Benelux Congress of Zoology edition:13 location:Leuven, Belgium date:27-28 October 2006
Theoretical population genetics predicts the role of the evolutionary forces of selection, migration, mutation and genetic drift in shaping genetic diversity. The observed genetic differentiation in marine populations based on studies of presumably selective neutral genetic markers, raises the question whether this is merely a reflection of limited gene flow and genetic drift, or if populations are likely to be adapted to local conditions. There is an increasing amount of evidence that selection is important in shaping variation within and between species. A direct approach for addressing this question is to demonstrate local adaptations in the wild.

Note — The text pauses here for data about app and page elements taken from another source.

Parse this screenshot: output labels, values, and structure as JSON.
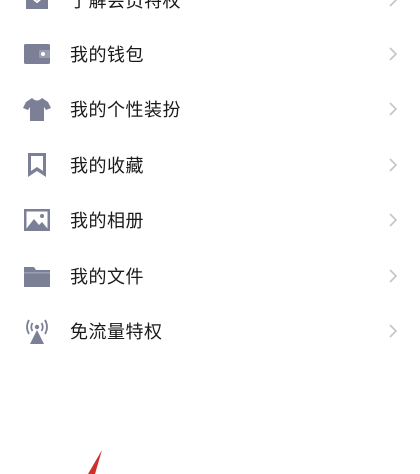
{
  "menu": {
    "icon_color": "#7c8096",
    "chevron_color": "#c4c4c4",
    "items": [
      {
        "label": "了解会员特权",
        "icon": "member-icon"
      },
      {
        "label": "我的钱包",
        "icon": "wallet-icon"
      },
      {
        "label": "我的个性装扮",
        "icon": "tshirt-icon"
      },
      {
        "label": "我的收藏",
        "icon": "bookmark-icon"
      },
      {
        "label": "我的相册",
        "icon": "photo-icon"
      },
      {
        "label": "我的文件",
        "icon": "folder-icon"
      },
      {
        "label": "免流量特权",
        "icon": "signal-tower-icon"
      }
    ]
  },
  "annotation": {
    "color": "#d0302c"
  }
}
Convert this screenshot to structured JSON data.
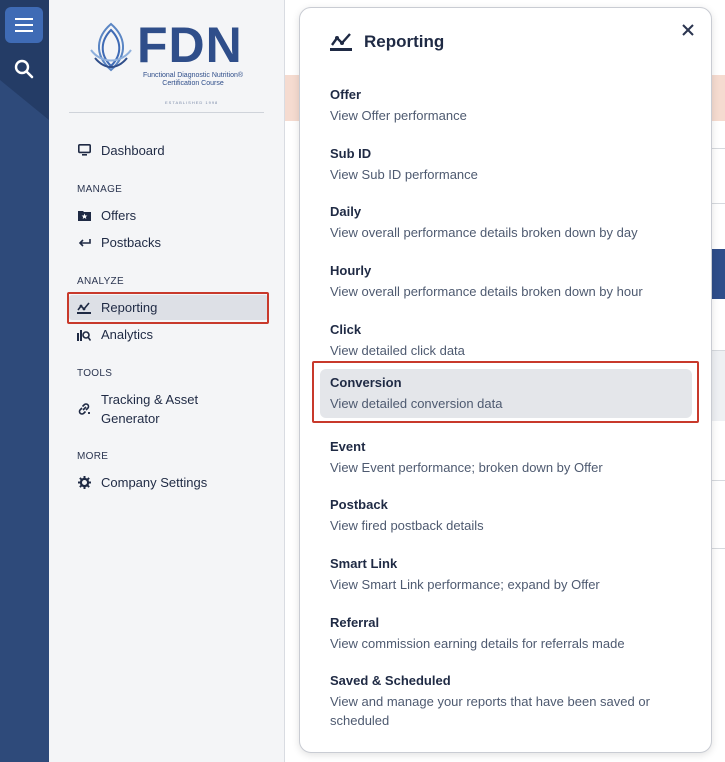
{
  "rail": {
    "menu_icon": "hamburger-menu-icon",
    "search_icon": "search-icon"
  },
  "logo": {
    "wordmark": "FDN",
    "tagline": "Functional Diagnostic Nutrition® Certification Course",
    "established": "ESTABLISHED 1998"
  },
  "sidebar": {
    "dashboard": "Dashboard",
    "manage_label": "MANAGE",
    "offers": "Offers",
    "postbacks": "Postbacks",
    "analyze_label": "ANALYZE",
    "reporting": "Reporting",
    "analytics": "Analytics",
    "tools_label": "TOOLS",
    "tracking": "Tracking & Asset Generator",
    "more_label": "MORE",
    "company_settings": "Company Settings"
  },
  "popover": {
    "title": "Reporting",
    "items": [
      {
        "title": "Offer",
        "desc": "View Offer performance"
      },
      {
        "title": "Sub ID",
        "desc": "View Sub ID performance"
      },
      {
        "title": "Daily",
        "desc": "View overall performance details broken down by day"
      },
      {
        "title": "Hourly",
        "desc": "View overall performance details broken down by hour"
      },
      {
        "title": "Click",
        "desc": "View detailed click data"
      },
      {
        "title": "Conversion",
        "desc": "View detailed conversion data"
      },
      {
        "title": "Event",
        "desc": "View Event performance; broken down by Offer"
      },
      {
        "title": "Postback",
        "desc": "View fired postback details"
      },
      {
        "title": "Smart Link",
        "desc": "View Smart Link performance; expand by Offer"
      },
      {
        "title": "Referral",
        "desc": "View commission earning details for referrals made"
      },
      {
        "title": "Saved & Scheduled",
        "desc": "View and manage your reports that have been saved or scheduled"
      }
    ]
  },
  "colors": {
    "rail": "#2e4a7a",
    "accent_blue": "#3f6bb5",
    "highlight": "#c8392b",
    "brand": "#2f4e8a"
  }
}
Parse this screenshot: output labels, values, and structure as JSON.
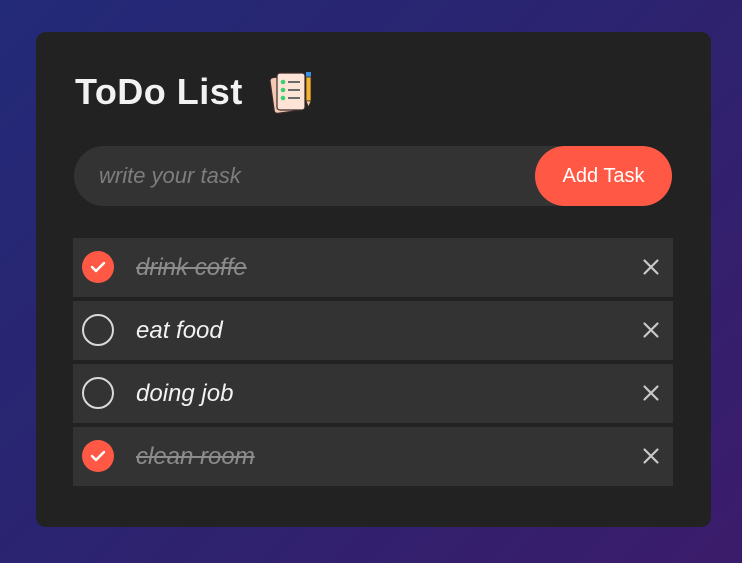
{
  "app": {
    "title": "ToDo List",
    "title_icon": "checklist-notepad-pencil-icon"
  },
  "input": {
    "placeholder": "write your task",
    "value": ""
  },
  "add_button": {
    "label": "Add Task"
  },
  "colors": {
    "accent": "#ff5945",
    "card_background": "#222222",
    "row_background": "#333333",
    "page_gradient_start": "#232a78",
    "page_gradient_end": "#3b1c6b"
  },
  "tasks": [
    {
      "text": "drink coffe",
      "done": true
    },
    {
      "text": "eat food",
      "done": false
    },
    {
      "text": "doing job",
      "done": false
    },
    {
      "text": "clean room",
      "done": true
    }
  ],
  "icons": {
    "checked": "check-icon",
    "unchecked": "empty-circle",
    "delete": "close-icon"
  }
}
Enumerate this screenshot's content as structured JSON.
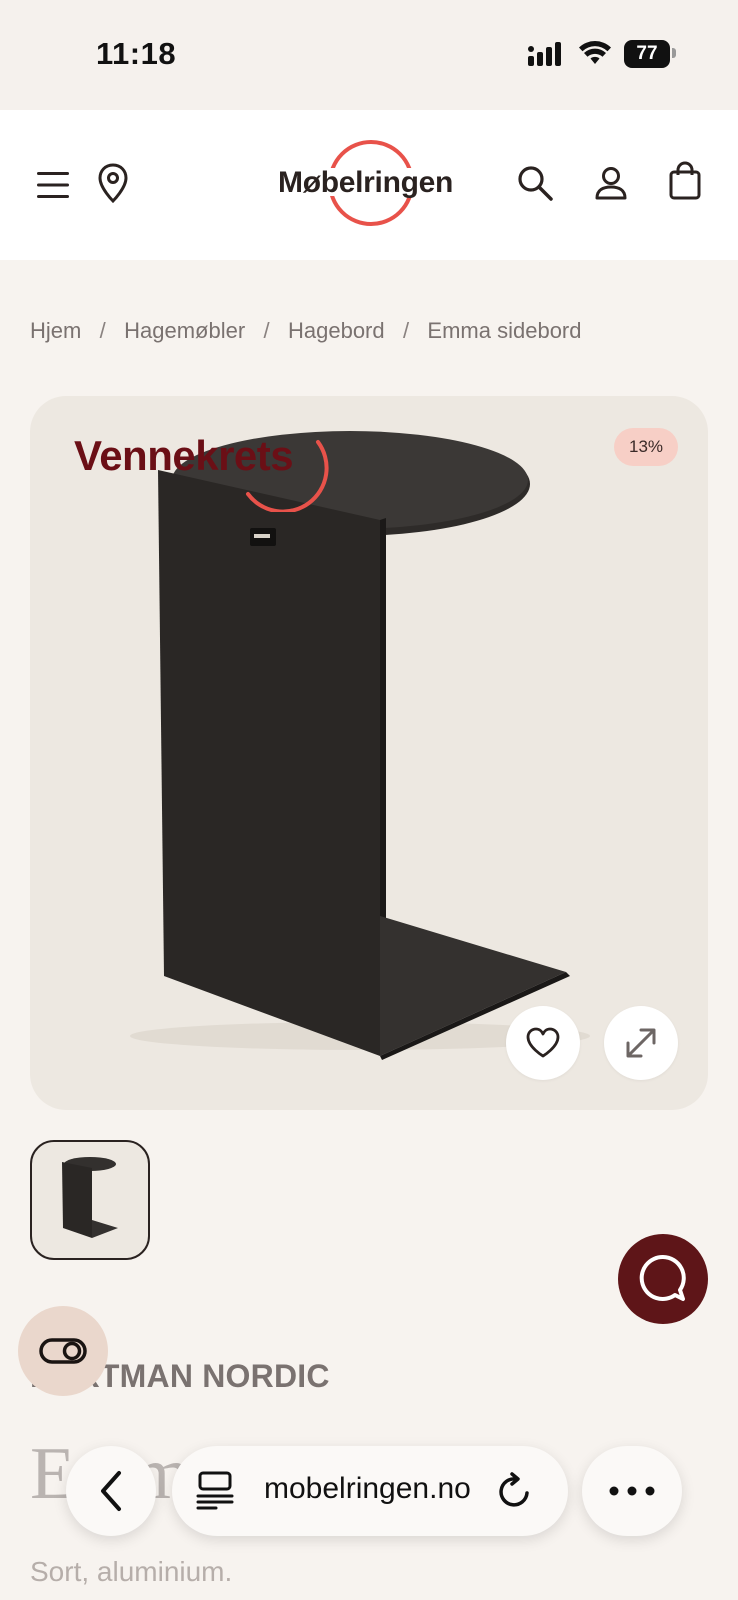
{
  "status_bar": {
    "time": "11:18",
    "battery": "77"
  },
  "header": {
    "logo_text": "Møbelringen",
    "brand_color": "#e8524a"
  },
  "breadcrumb": {
    "items": [
      "Hjem",
      "Hagemøbler",
      "Hagebord",
      "Emma sidebord"
    ],
    "separator": "/"
  },
  "product_image": {
    "badge": "Vennekrets",
    "discount": "13%"
  },
  "product": {
    "brand": "HARTMAN NORDIC",
    "title": "Emma sidebord",
    "subtitle": "Sort, aluminium."
  },
  "browser_bar": {
    "url": "mobelringen.no"
  },
  "colors": {
    "accent_dark": "#5e1518",
    "badge_bg": "#f7cfc6",
    "page_bg": "#f7f3ef"
  }
}
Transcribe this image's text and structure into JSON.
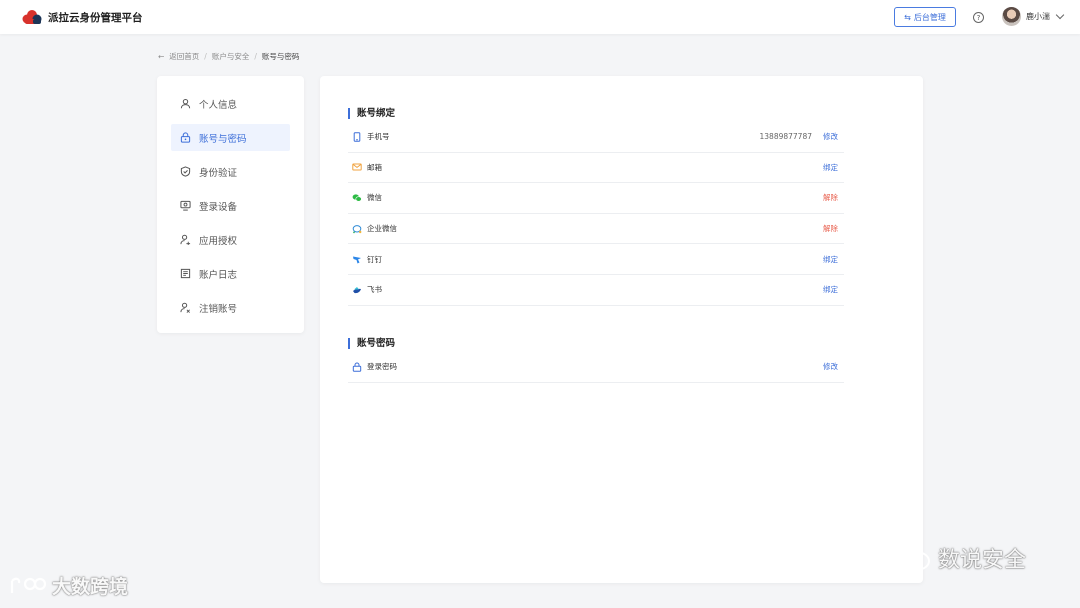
{
  "header": {
    "brand_name": "派拉云身份管理平台",
    "admin_button_label": "后台管理",
    "help_icon": "question-circle-icon",
    "user_name": "鹿小湍"
  },
  "breadcrumb": {
    "back_label": "返回首页",
    "parent": "账户与安全",
    "current": "账号与密码"
  },
  "sidebar": {
    "items": [
      {
        "label": "个人信息",
        "icon": "user-icon",
        "active": false
      },
      {
        "label": "账号与密码",
        "icon": "lock-icon",
        "active": true
      },
      {
        "label": "身份验证",
        "icon": "shield-check-icon",
        "active": false
      },
      {
        "label": "登录设备",
        "icon": "monitor-icon",
        "active": false
      },
      {
        "label": "应用授权",
        "icon": "user-key-icon",
        "active": false
      },
      {
        "label": "账户日志",
        "icon": "log-icon",
        "active": false
      },
      {
        "label": "注销账号",
        "icon": "user-remove-icon",
        "active": false
      }
    ]
  },
  "binding": {
    "title": "账号绑定",
    "rows": [
      {
        "label": "手机号",
        "icon": "phone-icon",
        "value": "13889877787",
        "action": "修改",
        "action_color": "#3d6fd9"
      },
      {
        "label": "邮箱",
        "icon": "mail-icon",
        "value": "",
        "action": "绑定",
        "action_color": "#3d6fd9"
      },
      {
        "label": "微信",
        "icon": "wechat-icon",
        "value": "",
        "action": "解除",
        "action_color": "#e8604f"
      },
      {
        "label": "企业微信",
        "icon": "wecom-icon",
        "value": "",
        "action": "解除",
        "action_color": "#e8604f"
      },
      {
        "label": "钉钉",
        "icon": "dingtalk-icon",
        "value": "",
        "action": "绑定",
        "action_color": "#3d6fd9"
      },
      {
        "label": "飞书",
        "icon": "feishu-icon",
        "value": "",
        "action": "绑定",
        "action_color": "#3d6fd9"
      }
    ]
  },
  "password": {
    "title": "账号密码",
    "rows": [
      {
        "label": "登录密码",
        "icon": "lock-icon",
        "action": "修改",
        "action_color": "#3d6fd9"
      }
    ]
  },
  "watermarks": {
    "left": "大数跨境",
    "right": "数说安全"
  },
  "colors": {
    "accent": "#3d6fd9",
    "danger": "#e8604f",
    "background": "#f4f5f7"
  }
}
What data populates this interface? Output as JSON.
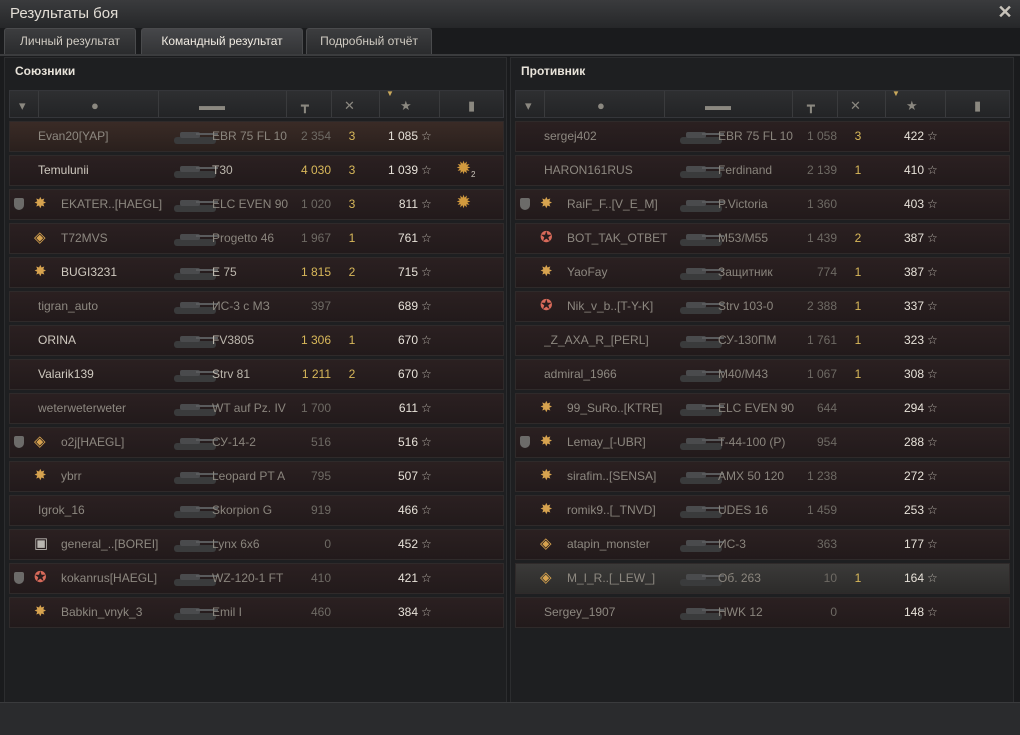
{
  "window": {
    "title": "Результаты боя",
    "close_icon": "close-icon"
  },
  "tabs": [
    {
      "label": "Личный результат",
      "active": false
    },
    {
      "label": "Командный результат",
      "active": true
    },
    {
      "label": "Подробный отчёт",
      "active": false
    }
  ],
  "allies": {
    "title": "Союзники",
    "rows": [
      {
        "name": "Evan20[YAP]",
        "tank": "EBR 75 FL 10",
        "damage": "2 354",
        "frags": "3",
        "xp": "1 085",
        "badge": "",
        "platoon": false,
        "highlight": true,
        "dmg_gold": false,
        "dim": true
      },
      {
        "name": "Temulunii",
        "tank": "T30",
        "damage": "4 030",
        "frags": "3",
        "xp": "1 039",
        "badge": "",
        "platoon": false,
        "medal": true,
        "medal_count": "2",
        "dmg_gold": true
      },
      {
        "name": "EKATER..[HAEGL]",
        "tank": "ELC EVEN 90",
        "damage": "1 020",
        "frags": "3",
        "xp": "811",
        "badge": "star",
        "platoon": true,
        "medal": true,
        "dim": true
      },
      {
        "name": "T72MVS",
        "tank": "Progetto 46",
        "damage": "1 967",
        "frags": "1",
        "xp": "761",
        "badge": "diamond",
        "platoon": false,
        "dim": true
      },
      {
        "name": "BUGI3231",
        "tank": "E 75",
        "damage": "1 815",
        "frags": "2",
        "xp": "715",
        "badge": "star",
        "platoon": false,
        "dmg_gold": true
      },
      {
        "name": "tigran_auto",
        "tank": "ИС-3 с МЗ",
        "damage": "397",
        "frags": "",
        "xp": "689",
        "badge": "",
        "platoon": false,
        "dim": true
      },
      {
        "name": "ORINA",
        "tank": "FV3805",
        "damage": "1 306",
        "frags": "1",
        "xp": "670",
        "badge": "",
        "platoon": false,
        "dmg_gold": true
      },
      {
        "name": "Valarik139",
        "tank": "Strv 81",
        "damage": "1 211",
        "frags": "2",
        "xp": "670",
        "badge": "",
        "platoon": false,
        "dmg_gold": true
      },
      {
        "name": "weterweterweter",
        "tank": "WT auf Pz. IV",
        "damage": "1 700",
        "frags": "",
        "xp": "611",
        "badge": "",
        "platoon": false,
        "dim": true
      },
      {
        "name": "o2j[HAEGL]",
        "tank": "СУ-14-2",
        "damage": "516",
        "frags": "",
        "xp": "516",
        "badge": "diamond",
        "platoon": true,
        "dim": true
      },
      {
        "name": "ybrr",
        "tank": "Leopard PT A",
        "damage": "795",
        "frags": "",
        "xp": "507",
        "badge": "star",
        "platoon": false,
        "dim": true
      },
      {
        "name": "Igrok_16",
        "tank": "Skorpion G",
        "damage": "919",
        "frags": "",
        "xp": "466",
        "badge": "",
        "platoon": false,
        "dim": true
      },
      {
        "name": "general_..[BOREI]",
        "tank": "Lynx 6x6",
        "damage": "0",
        "frags": "",
        "xp": "452",
        "badge": "gray",
        "platoon": false,
        "dim": true
      },
      {
        "name": "kokanrus[HAEGL]",
        "tank": "WZ-120-1 FT",
        "damage": "410",
        "frags": "",
        "xp": "421",
        "badge": "red",
        "platoon": true,
        "dim": true
      },
      {
        "name": "Babkin_vnyk_3",
        "tank": "Emil I",
        "damage": "460",
        "frags": "",
        "xp": "384",
        "badge": "star",
        "platoon": false,
        "dim": true
      }
    ]
  },
  "enemies": {
    "title": "Противник",
    "rows": [
      {
        "name": "sergej402",
        "tank": "EBR 75 FL 10",
        "damage": "1 058",
        "frags": "3",
        "xp": "422",
        "badge": "",
        "platoon": false,
        "dim": true
      },
      {
        "name": "HARON161RUS",
        "tank": "Ferdinand",
        "damage": "2 139",
        "frags": "1",
        "xp": "410",
        "badge": "",
        "platoon": false,
        "dim": true
      },
      {
        "name": "RaiF_F..[V_E_M]",
        "tank": "P.Victoria",
        "damage": "1 360",
        "frags": "",
        "xp": "403",
        "badge": "star",
        "platoon": true,
        "dim": true
      },
      {
        "name": "BOT_TAK_OTBET",
        "tank": "M53/M55",
        "damage": "1 439",
        "frags": "2",
        "xp": "387",
        "badge": "red",
        "platoon": false,
        "dim": true
      },
      {
        "name": "YaoFay",
        "tank": "Защитник",
        "damage": "774",
        "frags": "1",
        "xp": "387",
        "badge": "star",
        "platoon": false,
        "dim": true
      },
      {
        "name": "Nik_v_b..[T-Y-K]",
        "tank": "Strv 103-0",
        "damage": "2 388",
        "frags": "1",
        "xp": "337",
        "badge": "red",
        "platoon": false,
        "dim": true
      },
      {
        "name": "_Z_AXA_R_[PERL]",
        "tank": "СУ-130ПМ",
        "damage": "1 761",
        "frags": "1",
        "xp": "323",
        "badge": "",
        "platoon": false,
        "dim": true
      },
      {
        "name": "admiral_1966",
        "tank": "M40/M43",
        "damage": "1 067",
        "frags": "1",
        "xp": "308",
        "badge": "",
        "platoon": false,
        "dim": true
      },
      {
        "name": "99_SuRo..[KTRE]",
        "tank": "ELC EVEN 90",
        "damage": "644",
        "frags": "",
        "xp": "294",
        "badge": "star",
        "platoon": false,
        "dim": true
      },
      {
        "name": "Lemay_[-UBR]",
        "tank": "T-44-100 (P)",
        "damage": "954",
        "frags": "",
        "xp": "288",
        "badge": "star",
        "platoon": true,
        "dim": true
      },
      {
        "name": "sirafim..[SENSA]",
        "tank": "AMX 50 120",
        "damage": "1 238",
        "frags": "",
        "xp": "272",
        "badge": "star",
        "platoon": false,
        "dim": true
      },
      {
        "name": "romik9..[_TNVD]",
        "tank": "UDES 16",
        "damage": "1 459",
        "frags": "",
        "xp": "253",
        "badge": "star",
        "platoon": false,
        "dim": true
      },
      {
        "name": "atapin_monster",
        "tank": "ИС-3",
        "damage": "363",
        "frags": "",
        "xp": "177",
        "badge": "diamond",
        "platoon": false,
        "dim": true
      },
      {
        "name": "M_I_R..[_LEW_]",
        "tank": "Об. 263",
        "damage": "10",
        "frags": "1",
        "xp": "164",
        "badge": "diamond",
        "platoon": false,
        "dim": true,
        "selected": true
      },
      {
        "name": "Sergey_1907",
        "tank": "HWK 12",
        "damage": "0",
        "frags": "",
        "xp": "148",
        "badge": "",
        "platoon": false,
        "dim": true
      }
    ]
  },
  "header_icons": [
    "platoon-icon",
    "player-icon",
    "tank-icon",
    "damage-icon",
    "frags-icon",
    "xp-icon",
    "medal-icon"
  ],
  "colors": {
    "accent_gold": "#d8b85a",
    "row_bg": "#2b2021"
  },
  "star_glyph": "☆"
}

The aim of this project is to gain insights in the relationship between the neutral population structure and local adaptation for a marine demersal fish. We’ve chosen a non-commercial species, the sand goby (Pomatoschistus minutus), to distinguish natural selection from anthropologically induced selection. This project contains two components. First, there will be a spatio-temporal analysis with different types of neutral genetic markers. The second component studies genomic characteristics of local adaptation in the marine environment by innovative techniques as a genome scan and a candidate gene approach. These techniques can also provide a better understanding of how fish respond to the environment and by extension how they might respond to environmental change.